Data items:
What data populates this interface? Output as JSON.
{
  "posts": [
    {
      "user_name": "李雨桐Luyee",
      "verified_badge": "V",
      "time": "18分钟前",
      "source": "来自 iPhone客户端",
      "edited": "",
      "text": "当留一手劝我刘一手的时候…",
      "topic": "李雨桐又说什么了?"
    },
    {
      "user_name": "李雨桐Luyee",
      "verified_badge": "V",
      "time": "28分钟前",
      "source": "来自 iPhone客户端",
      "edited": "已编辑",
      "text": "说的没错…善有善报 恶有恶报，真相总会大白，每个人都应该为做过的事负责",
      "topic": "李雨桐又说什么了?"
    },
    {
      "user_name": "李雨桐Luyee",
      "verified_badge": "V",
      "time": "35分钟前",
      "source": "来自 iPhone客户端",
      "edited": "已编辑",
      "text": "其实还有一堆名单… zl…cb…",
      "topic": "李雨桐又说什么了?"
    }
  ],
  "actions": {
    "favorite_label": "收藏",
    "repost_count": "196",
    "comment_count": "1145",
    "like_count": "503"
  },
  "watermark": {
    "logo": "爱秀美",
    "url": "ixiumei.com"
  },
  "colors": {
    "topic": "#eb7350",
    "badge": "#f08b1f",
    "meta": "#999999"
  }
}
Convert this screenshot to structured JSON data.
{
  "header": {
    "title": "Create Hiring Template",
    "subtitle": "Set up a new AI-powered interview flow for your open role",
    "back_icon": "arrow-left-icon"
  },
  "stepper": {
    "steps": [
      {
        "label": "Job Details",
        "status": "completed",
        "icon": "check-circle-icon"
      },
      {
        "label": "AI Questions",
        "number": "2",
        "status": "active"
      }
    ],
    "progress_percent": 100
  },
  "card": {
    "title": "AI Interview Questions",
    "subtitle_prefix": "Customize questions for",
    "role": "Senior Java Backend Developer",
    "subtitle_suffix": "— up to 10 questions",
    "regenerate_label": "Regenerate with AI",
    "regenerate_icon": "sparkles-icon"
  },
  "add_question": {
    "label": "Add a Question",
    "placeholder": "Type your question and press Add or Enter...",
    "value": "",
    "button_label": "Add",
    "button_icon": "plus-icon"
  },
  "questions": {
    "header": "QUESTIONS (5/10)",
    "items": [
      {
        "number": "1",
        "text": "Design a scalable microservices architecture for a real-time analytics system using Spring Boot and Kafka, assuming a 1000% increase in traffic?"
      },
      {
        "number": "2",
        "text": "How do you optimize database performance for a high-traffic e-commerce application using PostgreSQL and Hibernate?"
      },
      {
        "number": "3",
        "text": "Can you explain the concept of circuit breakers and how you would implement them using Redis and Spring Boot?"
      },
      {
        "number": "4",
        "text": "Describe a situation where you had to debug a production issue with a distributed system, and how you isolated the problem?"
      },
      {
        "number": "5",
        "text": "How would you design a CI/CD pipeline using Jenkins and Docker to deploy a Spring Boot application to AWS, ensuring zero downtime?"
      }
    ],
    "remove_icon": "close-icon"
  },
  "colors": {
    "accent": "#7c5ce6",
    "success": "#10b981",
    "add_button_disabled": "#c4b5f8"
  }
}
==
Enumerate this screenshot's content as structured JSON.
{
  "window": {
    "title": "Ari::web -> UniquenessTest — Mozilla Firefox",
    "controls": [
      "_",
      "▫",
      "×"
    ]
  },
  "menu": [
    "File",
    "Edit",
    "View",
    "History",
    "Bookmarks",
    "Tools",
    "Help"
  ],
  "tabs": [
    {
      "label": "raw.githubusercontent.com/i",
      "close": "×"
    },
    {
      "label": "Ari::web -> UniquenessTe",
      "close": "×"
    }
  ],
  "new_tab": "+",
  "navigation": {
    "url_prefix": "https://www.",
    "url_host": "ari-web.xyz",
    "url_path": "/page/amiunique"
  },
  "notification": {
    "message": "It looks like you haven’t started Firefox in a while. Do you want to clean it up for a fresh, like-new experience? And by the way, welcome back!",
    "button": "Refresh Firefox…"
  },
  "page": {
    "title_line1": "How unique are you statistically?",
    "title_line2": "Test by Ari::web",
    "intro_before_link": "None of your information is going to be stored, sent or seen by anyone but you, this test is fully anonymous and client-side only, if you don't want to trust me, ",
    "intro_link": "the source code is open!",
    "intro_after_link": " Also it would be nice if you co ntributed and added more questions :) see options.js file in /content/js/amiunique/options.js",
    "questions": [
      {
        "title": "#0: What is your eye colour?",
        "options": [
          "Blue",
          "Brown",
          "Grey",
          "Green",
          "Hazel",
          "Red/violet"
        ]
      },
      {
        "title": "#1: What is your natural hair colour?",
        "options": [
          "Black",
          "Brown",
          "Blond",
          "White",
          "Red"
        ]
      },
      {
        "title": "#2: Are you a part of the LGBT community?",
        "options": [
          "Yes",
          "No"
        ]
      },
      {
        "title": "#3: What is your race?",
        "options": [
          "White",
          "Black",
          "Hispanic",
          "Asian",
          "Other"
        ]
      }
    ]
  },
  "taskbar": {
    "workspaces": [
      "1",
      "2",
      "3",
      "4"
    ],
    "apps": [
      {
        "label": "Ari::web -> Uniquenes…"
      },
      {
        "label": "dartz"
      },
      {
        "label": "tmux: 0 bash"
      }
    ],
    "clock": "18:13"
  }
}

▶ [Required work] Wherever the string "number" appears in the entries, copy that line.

▶ [Solution to the problem]
        "number": "2",
        "number": "1",
        "number": "2",
        "number": "3",
        "number": "4",
        "number": "5",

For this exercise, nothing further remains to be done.